“This is partly down to the lack of certainty in the lead up to one of the most unpredictable elections in living memory. The positive news is that housing is high on the agenda for all parties, but whoever takes power after 7th May needs to provide a permanent solution to the challenges facing the long term sustainability of the housing sector, especially for first-time buyers.
“Government policies such as Help to Buy and the Help to Buy Isa are a step in the right direction, providing a much needed boost to hopeful first-time buyers, but remain only a short term fix and do not go far enough to solve the problems within the housing market. When the mortgage guarantee expires, the government must not allow lender activity to fall back to levels seen after the financial crisis, when high LTV loans were few and far between, even for the most prudent borrowers.
“The UK housing market needs a permanent solution like private mortgage insurance, which can support a permanent return to ‘normal’ levels of high loan to value (LTV) lending, something the Help to Buy scheme cannot do.”

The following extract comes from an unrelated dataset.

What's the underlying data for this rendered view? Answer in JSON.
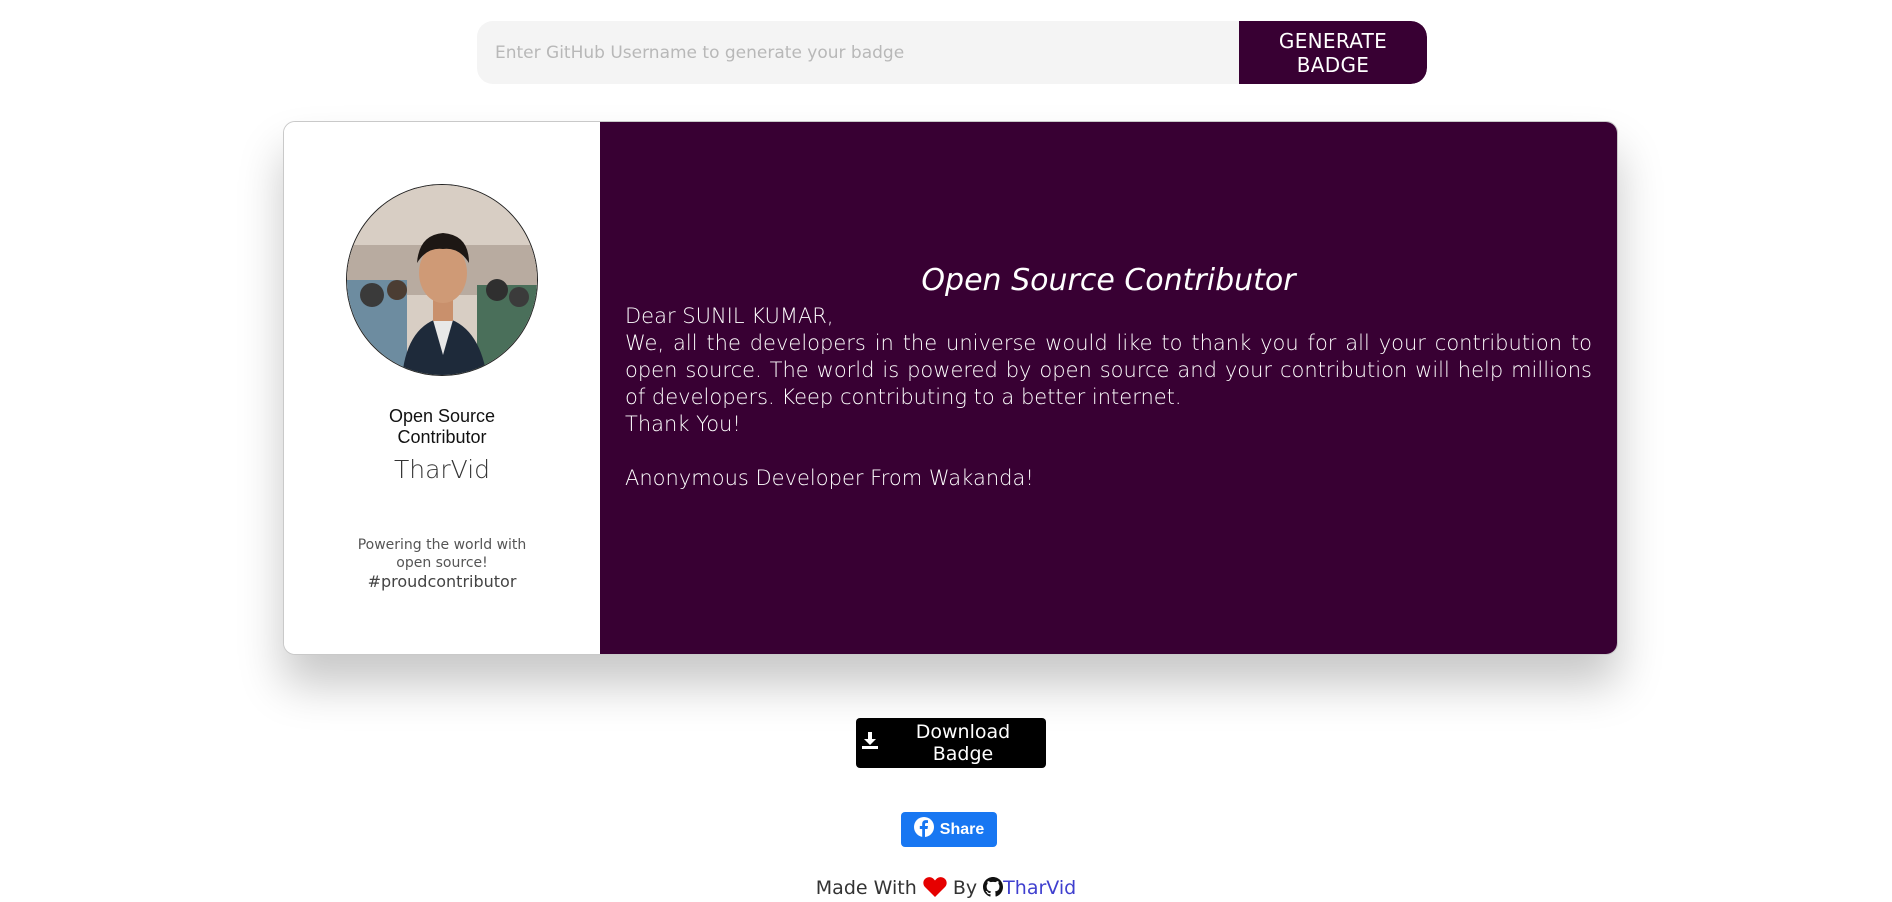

Richard Sexton, director of e.surv Chartered Surveyors, said: “You can’t blame Britain’s prospective homeowners for being cautious. Housing has become a hotly contested political issue. Amid a storm of assertions and finger-pointing, many buyers are laying low to see what happens. Despite this understandable damping effect, many prospective homebuyers are taking advantage of the unique opportunities provided by low interest rates and a mortgage price war between the major banks. However, the modest growth in house purchase approvals is welcome in the face of election uncertainty.
“The keystone of house purchase approvals has been cemented in March, topping off a series of successful climbs across Q1 2015. It is hoped that the bedrock is laid for a solid comeback, but right now, homebuyers’ future lies in the hands of the politicians until the deal is sealed on 7th May. The job is far from finished. We’re below the volume of house purchase approvals we saw last year – but demand is clearly there and clearly building.”